Start of Information given

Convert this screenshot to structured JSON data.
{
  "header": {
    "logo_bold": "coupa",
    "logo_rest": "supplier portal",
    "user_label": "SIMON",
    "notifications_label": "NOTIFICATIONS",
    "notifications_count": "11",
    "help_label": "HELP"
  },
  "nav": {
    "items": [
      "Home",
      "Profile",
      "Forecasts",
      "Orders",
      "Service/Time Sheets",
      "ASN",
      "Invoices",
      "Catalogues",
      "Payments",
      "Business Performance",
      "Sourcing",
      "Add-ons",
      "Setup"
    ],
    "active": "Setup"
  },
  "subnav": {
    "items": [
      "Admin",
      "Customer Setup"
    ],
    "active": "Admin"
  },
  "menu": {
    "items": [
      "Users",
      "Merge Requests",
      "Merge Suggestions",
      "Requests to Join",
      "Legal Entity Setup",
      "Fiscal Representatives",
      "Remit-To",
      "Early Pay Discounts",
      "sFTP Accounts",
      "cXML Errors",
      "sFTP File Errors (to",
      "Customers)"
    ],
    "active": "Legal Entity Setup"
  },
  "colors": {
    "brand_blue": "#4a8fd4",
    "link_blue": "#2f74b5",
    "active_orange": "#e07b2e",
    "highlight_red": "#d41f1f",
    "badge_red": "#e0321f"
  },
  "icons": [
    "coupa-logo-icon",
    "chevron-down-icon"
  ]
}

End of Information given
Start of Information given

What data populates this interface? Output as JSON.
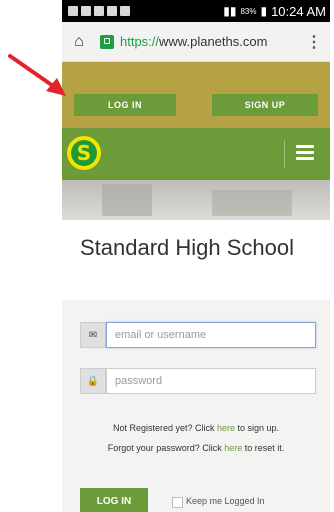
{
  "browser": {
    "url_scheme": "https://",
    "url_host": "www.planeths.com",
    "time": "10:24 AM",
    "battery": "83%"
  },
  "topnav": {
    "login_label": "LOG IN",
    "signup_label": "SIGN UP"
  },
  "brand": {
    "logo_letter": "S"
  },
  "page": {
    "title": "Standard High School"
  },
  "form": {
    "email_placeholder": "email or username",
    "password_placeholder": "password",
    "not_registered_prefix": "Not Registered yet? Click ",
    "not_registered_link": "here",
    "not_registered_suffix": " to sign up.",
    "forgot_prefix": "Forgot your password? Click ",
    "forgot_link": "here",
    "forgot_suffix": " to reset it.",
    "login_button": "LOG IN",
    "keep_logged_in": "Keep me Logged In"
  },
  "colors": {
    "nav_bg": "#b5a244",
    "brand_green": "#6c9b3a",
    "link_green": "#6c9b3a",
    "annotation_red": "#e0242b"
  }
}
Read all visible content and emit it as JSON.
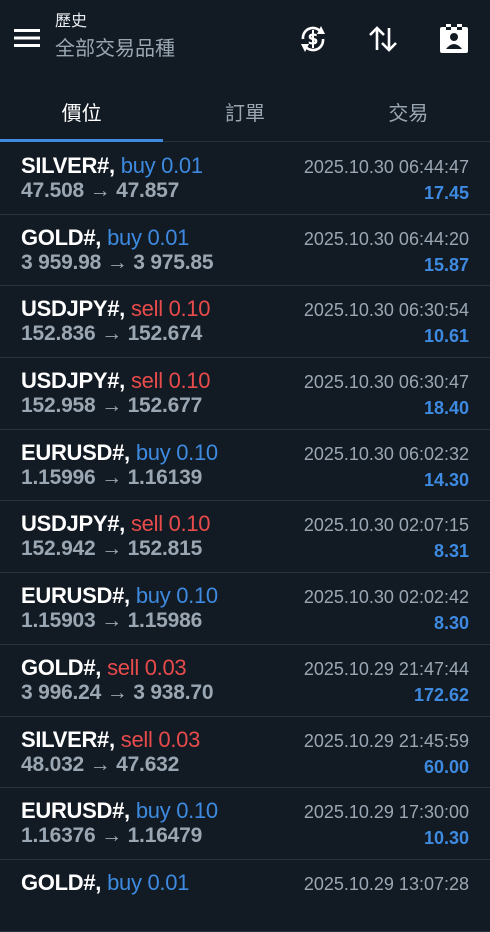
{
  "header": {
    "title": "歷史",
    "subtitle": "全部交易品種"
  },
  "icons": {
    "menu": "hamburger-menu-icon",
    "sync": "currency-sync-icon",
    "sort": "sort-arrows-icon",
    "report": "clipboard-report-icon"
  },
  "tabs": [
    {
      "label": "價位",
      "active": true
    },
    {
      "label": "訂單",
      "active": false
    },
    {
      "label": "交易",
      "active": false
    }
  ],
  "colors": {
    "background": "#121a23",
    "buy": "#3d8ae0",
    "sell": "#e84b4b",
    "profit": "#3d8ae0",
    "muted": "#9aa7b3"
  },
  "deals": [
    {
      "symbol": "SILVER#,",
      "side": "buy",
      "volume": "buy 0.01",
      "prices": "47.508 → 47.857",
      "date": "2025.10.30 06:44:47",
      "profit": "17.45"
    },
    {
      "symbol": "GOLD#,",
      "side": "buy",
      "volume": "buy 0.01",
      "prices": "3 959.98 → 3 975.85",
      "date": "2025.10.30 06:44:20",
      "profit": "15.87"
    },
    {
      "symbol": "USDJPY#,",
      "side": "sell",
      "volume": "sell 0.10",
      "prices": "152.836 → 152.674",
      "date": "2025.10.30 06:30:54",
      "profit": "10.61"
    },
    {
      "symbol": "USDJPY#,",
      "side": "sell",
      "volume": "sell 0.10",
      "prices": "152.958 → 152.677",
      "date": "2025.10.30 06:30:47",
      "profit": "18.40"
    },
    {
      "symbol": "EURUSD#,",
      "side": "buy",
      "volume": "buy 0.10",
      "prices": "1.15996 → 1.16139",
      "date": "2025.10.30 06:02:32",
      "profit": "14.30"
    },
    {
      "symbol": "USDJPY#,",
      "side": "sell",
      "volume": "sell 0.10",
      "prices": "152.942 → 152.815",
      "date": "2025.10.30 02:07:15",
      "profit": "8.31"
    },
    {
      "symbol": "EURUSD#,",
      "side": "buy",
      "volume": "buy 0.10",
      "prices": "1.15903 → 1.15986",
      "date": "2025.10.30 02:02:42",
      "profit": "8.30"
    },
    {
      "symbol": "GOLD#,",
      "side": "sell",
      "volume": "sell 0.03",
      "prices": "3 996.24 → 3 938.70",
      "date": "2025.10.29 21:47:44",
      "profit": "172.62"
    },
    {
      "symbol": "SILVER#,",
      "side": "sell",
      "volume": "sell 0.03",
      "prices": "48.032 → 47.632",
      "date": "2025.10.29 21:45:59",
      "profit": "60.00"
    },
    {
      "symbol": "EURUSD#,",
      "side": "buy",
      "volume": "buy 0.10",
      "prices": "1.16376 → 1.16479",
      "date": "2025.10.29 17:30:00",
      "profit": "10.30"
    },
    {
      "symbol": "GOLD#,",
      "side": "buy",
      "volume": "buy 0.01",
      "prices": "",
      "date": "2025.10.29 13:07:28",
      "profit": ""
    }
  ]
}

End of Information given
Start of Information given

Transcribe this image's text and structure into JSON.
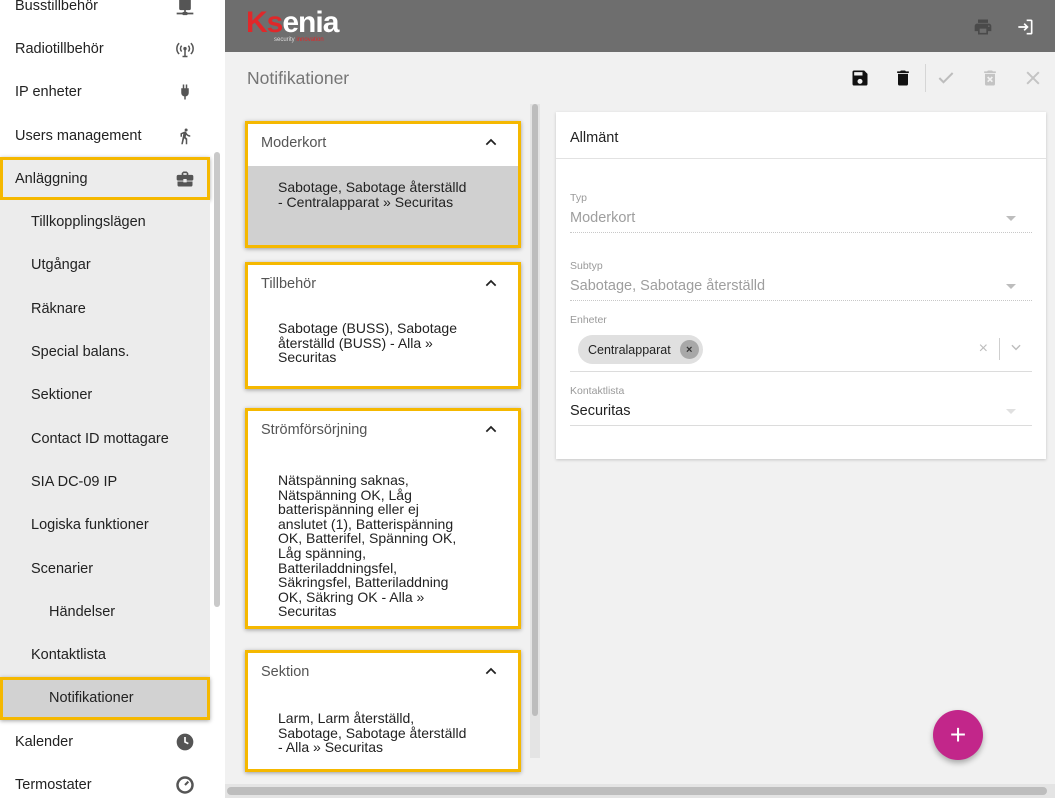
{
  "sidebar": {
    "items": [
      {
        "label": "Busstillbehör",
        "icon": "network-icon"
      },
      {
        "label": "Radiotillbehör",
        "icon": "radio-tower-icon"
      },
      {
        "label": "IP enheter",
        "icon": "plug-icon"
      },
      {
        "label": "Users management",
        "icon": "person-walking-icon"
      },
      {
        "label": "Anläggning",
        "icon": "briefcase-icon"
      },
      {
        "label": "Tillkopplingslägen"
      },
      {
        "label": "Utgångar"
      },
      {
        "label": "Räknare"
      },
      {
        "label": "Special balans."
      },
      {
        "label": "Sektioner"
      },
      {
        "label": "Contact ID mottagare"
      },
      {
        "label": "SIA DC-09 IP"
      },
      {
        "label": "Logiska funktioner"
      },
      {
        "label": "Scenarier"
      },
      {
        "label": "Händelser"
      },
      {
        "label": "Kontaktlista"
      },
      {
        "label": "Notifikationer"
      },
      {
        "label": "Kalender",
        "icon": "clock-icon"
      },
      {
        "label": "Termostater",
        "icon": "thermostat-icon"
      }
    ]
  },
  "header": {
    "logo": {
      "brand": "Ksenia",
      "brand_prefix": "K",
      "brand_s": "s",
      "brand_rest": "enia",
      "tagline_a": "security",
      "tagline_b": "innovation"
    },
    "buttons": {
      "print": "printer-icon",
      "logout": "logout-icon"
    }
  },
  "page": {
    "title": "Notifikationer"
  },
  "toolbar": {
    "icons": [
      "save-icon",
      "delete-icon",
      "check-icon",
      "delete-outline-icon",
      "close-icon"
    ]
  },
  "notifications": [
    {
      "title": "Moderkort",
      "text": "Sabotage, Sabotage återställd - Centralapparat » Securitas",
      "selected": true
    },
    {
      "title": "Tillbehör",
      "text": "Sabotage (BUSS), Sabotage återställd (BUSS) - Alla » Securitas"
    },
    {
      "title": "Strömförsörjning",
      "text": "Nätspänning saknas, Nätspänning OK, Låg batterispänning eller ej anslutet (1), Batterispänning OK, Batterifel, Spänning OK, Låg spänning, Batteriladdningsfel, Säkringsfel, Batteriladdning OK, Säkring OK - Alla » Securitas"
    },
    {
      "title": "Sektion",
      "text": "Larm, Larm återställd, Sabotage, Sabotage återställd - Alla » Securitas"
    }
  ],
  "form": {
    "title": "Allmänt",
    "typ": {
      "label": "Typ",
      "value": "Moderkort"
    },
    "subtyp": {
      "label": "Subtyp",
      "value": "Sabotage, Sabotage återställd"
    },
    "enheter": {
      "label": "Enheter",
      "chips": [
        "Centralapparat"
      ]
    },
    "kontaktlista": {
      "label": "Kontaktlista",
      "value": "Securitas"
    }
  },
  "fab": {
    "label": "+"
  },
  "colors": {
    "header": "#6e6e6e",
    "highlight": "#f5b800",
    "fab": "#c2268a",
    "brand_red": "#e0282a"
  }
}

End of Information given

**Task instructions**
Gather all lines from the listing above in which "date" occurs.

**Response**
      "date": "2025.10.30 06:44:47",
      "date": "2025.10.30 06:44:20",
      "date": "2025.10.30 06:30:54",
      "date": "2025.10.30 06:30:47",
      "date": "2025.10.30 06:02:32",
      "date": "2025.10.30 02:07:15",
      "date": "2025.10.30 02:02:42",
      "date": "2025.10.29 21:47:44",
      "date": "2025.10.29 21:45:59",
      "date": "2025.10.29 17:30:00",
      "date": "2025.10.29 13:07:28",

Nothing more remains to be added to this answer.